• _Exercise description_
Report the lines of the material that carry the string "true".
**** Data for analysis
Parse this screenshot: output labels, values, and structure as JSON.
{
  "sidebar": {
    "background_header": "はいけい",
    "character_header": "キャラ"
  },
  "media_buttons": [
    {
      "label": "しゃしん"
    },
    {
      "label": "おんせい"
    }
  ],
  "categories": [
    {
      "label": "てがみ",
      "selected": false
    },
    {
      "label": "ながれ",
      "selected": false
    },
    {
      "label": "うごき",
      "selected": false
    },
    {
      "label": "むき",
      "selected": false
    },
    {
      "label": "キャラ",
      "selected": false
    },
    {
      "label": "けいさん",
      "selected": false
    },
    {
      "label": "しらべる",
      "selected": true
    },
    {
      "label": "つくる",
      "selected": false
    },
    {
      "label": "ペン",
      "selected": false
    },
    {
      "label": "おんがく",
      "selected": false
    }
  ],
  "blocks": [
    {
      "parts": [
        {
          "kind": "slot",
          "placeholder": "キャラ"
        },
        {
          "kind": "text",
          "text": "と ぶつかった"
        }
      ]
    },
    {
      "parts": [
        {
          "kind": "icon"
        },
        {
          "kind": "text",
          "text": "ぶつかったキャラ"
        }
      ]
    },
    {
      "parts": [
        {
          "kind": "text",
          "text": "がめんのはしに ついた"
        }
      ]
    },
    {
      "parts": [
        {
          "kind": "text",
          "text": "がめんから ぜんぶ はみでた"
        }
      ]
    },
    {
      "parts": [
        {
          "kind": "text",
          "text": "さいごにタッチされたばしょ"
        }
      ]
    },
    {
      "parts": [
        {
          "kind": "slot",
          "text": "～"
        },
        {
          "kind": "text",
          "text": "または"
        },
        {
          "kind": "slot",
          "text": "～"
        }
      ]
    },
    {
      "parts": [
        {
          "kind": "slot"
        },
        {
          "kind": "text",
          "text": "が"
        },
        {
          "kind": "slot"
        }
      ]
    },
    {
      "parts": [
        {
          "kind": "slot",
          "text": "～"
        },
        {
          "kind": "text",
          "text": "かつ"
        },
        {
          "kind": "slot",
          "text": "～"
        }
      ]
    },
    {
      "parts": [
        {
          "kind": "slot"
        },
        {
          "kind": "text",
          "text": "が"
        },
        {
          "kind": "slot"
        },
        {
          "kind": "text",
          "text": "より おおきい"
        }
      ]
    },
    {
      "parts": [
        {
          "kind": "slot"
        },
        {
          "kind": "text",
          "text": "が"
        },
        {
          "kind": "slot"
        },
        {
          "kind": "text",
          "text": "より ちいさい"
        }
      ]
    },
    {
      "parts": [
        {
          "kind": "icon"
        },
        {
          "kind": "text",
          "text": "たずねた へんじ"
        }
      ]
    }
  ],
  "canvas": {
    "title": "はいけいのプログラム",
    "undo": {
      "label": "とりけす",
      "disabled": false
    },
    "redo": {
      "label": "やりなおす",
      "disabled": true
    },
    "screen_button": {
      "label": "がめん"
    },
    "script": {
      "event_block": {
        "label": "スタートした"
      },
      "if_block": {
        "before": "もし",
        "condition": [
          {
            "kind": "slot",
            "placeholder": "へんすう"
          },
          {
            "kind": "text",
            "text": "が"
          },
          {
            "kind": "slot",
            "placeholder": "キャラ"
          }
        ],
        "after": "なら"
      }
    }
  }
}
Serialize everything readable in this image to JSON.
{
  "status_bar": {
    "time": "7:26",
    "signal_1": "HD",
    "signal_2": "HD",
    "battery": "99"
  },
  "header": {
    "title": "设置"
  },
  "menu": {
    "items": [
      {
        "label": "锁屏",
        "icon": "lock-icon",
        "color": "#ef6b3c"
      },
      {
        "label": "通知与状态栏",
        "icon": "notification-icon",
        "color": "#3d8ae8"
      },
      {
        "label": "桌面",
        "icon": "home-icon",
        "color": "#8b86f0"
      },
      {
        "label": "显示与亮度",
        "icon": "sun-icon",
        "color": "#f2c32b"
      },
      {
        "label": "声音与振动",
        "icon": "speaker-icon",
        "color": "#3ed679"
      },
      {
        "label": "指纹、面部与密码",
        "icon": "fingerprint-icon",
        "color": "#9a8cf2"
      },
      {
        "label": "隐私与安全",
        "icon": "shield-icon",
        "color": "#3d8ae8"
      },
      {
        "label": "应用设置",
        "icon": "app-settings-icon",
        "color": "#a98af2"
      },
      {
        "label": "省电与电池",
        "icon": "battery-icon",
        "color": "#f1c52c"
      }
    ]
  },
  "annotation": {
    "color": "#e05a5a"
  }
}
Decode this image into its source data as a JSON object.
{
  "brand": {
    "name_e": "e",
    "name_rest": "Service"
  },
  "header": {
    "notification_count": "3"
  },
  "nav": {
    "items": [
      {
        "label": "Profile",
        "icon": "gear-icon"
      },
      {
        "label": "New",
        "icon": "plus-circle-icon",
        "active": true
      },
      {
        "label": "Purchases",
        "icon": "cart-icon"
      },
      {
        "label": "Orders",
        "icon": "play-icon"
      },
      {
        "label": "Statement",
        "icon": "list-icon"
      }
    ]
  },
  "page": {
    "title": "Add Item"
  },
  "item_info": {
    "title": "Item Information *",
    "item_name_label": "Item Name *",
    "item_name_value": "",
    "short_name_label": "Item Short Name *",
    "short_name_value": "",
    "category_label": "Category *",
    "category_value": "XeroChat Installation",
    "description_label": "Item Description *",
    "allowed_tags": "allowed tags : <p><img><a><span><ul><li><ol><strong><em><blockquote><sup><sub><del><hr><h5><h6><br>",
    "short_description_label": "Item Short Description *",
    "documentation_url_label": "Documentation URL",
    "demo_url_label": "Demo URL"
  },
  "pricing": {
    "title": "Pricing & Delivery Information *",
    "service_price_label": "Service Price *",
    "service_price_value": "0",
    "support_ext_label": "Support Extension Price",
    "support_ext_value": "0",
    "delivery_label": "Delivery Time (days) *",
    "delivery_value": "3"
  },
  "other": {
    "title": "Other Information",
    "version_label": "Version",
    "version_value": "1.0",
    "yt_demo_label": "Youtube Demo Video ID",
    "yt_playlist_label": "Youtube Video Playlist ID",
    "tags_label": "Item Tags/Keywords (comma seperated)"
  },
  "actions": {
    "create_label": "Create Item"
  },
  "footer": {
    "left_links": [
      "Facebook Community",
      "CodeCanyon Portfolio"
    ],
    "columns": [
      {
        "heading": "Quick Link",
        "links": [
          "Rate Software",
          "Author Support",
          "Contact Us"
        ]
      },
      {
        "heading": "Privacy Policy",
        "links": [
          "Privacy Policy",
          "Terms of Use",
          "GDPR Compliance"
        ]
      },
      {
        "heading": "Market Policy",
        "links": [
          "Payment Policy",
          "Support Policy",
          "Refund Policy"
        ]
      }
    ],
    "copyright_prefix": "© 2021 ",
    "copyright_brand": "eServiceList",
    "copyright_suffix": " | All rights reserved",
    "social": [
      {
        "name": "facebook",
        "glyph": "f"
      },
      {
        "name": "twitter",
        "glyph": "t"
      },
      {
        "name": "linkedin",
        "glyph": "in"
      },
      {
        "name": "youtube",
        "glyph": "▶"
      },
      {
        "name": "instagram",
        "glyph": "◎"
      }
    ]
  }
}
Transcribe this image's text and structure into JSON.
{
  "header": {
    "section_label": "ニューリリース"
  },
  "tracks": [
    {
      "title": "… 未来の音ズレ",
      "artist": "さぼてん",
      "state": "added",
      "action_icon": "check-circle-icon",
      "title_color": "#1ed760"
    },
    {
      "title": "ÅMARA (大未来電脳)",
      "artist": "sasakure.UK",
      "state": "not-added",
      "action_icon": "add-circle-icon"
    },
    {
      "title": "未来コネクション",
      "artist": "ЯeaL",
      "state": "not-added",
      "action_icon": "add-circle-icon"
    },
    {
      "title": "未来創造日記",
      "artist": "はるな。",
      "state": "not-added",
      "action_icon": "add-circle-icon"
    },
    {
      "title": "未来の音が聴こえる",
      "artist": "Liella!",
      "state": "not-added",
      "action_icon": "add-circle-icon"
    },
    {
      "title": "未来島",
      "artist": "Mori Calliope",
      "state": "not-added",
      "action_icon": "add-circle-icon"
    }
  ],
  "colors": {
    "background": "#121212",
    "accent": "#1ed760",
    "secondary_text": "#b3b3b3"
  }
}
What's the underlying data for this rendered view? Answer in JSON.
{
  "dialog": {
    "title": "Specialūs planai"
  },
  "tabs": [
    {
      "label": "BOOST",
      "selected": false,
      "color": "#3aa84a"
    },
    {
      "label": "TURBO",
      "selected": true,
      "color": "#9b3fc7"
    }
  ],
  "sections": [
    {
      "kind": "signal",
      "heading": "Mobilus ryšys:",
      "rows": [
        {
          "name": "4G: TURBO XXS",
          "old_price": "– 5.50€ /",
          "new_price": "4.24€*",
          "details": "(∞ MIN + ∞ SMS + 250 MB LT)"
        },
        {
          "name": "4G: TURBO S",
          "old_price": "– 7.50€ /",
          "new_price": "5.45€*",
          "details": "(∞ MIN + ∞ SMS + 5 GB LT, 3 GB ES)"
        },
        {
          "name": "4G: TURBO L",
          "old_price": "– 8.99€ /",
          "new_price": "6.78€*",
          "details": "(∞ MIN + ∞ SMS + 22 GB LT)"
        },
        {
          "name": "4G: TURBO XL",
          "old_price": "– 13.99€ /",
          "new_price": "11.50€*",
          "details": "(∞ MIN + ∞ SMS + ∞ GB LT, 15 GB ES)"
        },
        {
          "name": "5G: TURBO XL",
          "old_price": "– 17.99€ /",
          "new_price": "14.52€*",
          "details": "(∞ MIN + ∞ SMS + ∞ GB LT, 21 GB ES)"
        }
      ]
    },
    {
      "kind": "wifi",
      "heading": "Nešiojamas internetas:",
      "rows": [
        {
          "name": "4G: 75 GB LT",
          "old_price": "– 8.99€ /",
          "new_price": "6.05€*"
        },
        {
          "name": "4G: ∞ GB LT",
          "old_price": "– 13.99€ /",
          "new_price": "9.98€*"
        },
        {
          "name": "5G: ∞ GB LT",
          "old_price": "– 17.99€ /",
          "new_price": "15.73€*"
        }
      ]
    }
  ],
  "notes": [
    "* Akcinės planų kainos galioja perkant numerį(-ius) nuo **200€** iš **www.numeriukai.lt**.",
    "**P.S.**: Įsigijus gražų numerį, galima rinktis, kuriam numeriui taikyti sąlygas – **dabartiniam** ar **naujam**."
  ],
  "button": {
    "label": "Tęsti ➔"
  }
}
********
• _Result below_
      "selected": true
      "disabled": true
        "active": true
      "selected": true,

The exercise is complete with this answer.